TASK -
Among the records that follow, how many lines include the string "activity"? Only the number is wanted.

┄┄┄┄┄┄┄┄┄┄

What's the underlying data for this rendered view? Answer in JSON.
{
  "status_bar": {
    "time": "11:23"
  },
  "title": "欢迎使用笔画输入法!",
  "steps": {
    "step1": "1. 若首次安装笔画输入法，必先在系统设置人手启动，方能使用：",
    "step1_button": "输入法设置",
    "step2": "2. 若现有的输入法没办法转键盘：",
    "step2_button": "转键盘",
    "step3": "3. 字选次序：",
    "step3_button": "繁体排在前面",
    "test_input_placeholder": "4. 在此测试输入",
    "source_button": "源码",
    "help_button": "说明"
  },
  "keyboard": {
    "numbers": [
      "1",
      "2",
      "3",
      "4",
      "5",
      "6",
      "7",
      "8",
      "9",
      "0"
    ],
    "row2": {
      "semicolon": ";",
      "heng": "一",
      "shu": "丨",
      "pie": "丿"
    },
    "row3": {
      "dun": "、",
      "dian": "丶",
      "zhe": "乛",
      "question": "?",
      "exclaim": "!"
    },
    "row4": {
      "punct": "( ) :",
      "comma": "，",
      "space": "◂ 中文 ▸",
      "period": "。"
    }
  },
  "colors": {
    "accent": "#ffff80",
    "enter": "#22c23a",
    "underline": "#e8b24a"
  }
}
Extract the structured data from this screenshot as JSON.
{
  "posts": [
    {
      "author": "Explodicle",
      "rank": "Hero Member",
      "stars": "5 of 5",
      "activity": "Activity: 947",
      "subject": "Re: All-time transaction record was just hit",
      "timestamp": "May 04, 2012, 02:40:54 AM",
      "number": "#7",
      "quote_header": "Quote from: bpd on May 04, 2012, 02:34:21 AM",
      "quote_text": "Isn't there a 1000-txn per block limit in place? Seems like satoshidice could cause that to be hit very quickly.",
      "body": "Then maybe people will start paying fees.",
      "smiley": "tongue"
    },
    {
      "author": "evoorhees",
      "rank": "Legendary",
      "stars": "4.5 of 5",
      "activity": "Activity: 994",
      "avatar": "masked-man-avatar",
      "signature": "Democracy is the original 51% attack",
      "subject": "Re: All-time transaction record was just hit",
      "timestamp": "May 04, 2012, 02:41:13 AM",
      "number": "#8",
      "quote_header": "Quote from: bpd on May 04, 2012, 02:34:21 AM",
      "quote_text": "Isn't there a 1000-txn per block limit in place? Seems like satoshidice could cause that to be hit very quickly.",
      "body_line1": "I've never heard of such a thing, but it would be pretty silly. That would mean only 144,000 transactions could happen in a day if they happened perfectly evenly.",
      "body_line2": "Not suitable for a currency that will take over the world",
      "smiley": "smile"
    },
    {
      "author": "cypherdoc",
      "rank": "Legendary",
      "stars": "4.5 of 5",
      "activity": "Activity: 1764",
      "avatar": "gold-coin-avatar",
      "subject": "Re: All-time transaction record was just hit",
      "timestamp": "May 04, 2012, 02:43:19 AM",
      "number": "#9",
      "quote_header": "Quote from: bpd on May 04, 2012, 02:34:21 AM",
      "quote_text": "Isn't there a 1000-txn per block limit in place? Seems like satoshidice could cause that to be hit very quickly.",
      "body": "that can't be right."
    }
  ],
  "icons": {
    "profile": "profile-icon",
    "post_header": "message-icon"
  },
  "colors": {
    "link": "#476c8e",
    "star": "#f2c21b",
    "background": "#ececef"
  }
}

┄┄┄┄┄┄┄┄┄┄

OUTPUT BELOW -
3